Swells ‘break’ when the built up tension becomes too much for the water structure to handle. At that moment the water structure of the swell will collapse in on itself, forming a breaking wave.
Generally swells break to form waves when they reach a depth of one-and-a-half times their own size. A two-metre swell will start breaking in three metres of water.
The shape of a wave, and the way it breaks, is largely dependent upon the contour of the ocean floor. If the water changes depth suddenly, waves will break suddenly, causing a very hollow and sometimes dangerous wave.
If the water changes depth gradually, waves will break gradually and gently. These are usually the best spots for beginners. As you gain experience you will be able to tell a lot about the ocean floor by simply looking at the waves.
The contour of the ocean floor also determines whether a wave will break left, right or all at once, which is a close-out.
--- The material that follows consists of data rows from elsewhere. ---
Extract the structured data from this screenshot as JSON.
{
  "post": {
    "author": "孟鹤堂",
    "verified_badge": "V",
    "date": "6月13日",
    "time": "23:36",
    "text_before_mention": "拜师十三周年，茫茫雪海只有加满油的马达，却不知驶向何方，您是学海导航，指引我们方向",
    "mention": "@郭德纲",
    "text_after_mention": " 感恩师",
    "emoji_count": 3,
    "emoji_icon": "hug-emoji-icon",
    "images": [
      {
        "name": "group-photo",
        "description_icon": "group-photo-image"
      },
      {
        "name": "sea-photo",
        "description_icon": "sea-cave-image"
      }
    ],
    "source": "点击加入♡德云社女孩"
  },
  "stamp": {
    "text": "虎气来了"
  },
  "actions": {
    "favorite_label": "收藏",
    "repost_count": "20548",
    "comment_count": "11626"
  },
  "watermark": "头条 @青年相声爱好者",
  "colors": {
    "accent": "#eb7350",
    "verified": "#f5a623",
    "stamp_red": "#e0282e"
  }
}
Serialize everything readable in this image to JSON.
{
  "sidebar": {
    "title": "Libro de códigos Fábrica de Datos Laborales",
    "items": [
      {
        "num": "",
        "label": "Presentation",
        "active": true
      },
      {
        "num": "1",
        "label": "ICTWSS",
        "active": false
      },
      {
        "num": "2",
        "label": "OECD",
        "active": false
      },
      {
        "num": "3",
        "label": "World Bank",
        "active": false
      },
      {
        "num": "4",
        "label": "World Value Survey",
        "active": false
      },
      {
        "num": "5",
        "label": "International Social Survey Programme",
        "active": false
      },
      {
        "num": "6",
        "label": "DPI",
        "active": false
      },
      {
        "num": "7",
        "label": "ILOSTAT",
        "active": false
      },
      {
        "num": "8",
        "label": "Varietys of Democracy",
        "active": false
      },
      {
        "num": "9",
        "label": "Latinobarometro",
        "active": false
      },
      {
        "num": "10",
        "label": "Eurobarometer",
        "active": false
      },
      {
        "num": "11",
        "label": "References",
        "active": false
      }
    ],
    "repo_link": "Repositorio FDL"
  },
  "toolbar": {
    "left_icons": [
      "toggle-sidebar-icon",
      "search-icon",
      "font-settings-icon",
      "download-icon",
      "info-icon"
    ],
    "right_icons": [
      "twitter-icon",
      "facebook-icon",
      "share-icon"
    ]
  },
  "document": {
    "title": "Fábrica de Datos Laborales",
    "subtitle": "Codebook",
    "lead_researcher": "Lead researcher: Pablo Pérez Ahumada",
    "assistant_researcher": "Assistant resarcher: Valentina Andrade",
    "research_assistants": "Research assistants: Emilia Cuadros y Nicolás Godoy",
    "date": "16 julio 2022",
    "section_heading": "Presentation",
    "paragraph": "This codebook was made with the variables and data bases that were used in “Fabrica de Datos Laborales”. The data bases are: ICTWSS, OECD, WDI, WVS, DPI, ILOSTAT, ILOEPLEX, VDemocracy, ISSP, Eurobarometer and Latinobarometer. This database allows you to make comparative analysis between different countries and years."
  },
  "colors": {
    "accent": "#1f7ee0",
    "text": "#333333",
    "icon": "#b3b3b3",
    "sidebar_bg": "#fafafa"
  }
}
Swell direction can also impact this, but for the most part, if the water depth does not change at an angle, relative to the incoming swell, a wave will close-out, meaning that the entire swell will break all at the same time. This is not ideal for surfing.
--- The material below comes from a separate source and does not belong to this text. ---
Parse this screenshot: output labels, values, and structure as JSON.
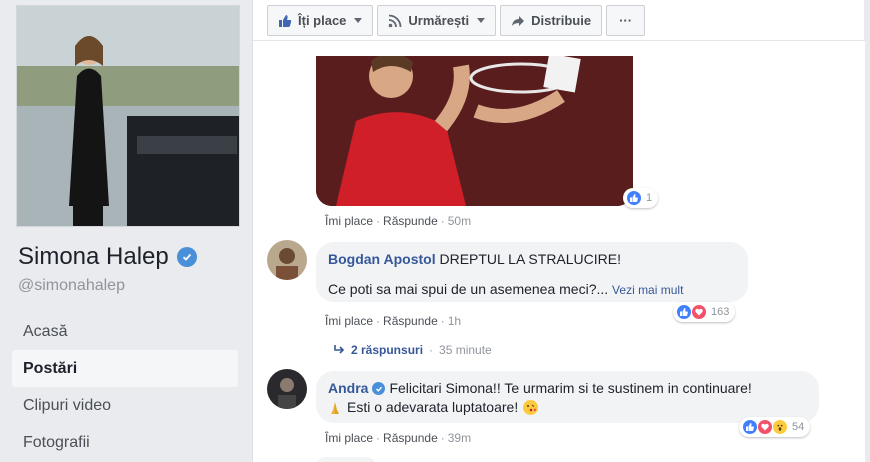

To properly surf a wave down the line you need a wave that breaks a little bit a time. This will either happen from left to right or vice versa, from right to left.
Depending upon the composition of the ocean floor and the shoreline in general, surf spots can be broken down into three broad categories.
These waves break over a sandy bottom, generally within about 100 meters or less from the shoreline.
Waves at beach breaks can change overnight. It all depends on the shifting sand banks. Currents, storms, tidal effects and even man-made structures can affect sand-banks.
Beach breaks can sometimes be very fickle and inconsistent. Waves will not always break in the same place, day in and day out, because sand moves around easily. However, beach breaks are generally the safest for beginners because there are no rocks and waves break closer to shore.
That being said there are some spots where sand-banks are very consistent and capable of producing world-class waves suitable only for advanced surfers.
The ocean floor at reef breaks consist of coral reef or rock. These waves can break close to shore or very far out to sea. Whenever a reef is exposed to open ocean you have the potential for a breaking wave. Reef breaks can produce very high quality consistent waves because reefs do not move around as sand does.
Reef breaks often produce waves that are only suitable for more advanced surfers and only rarely are reef breaks good for learning.
The defining characteristic of a point break is typically a headland where the coastline comes to a point. Man-made jetties can have a similar effect. Waves at point breaks break either right or left, while reef breaks and beach breaks can sometimes break in both directions. Point breaks can produce incredibly long rides.
Swells at a point break will enter into shallow water at an angle, allowing the swell to break at the point and then ‘peel-off’ towards deeper water, thus continuously breaking along the shore. On good days these waves unravel like spokes on a wheel and it can seem endless.
Point breaks can be either sand bottomed or rock bottomed, as the point break refers more to the shape of the shoreline than the composition of the ocean floor.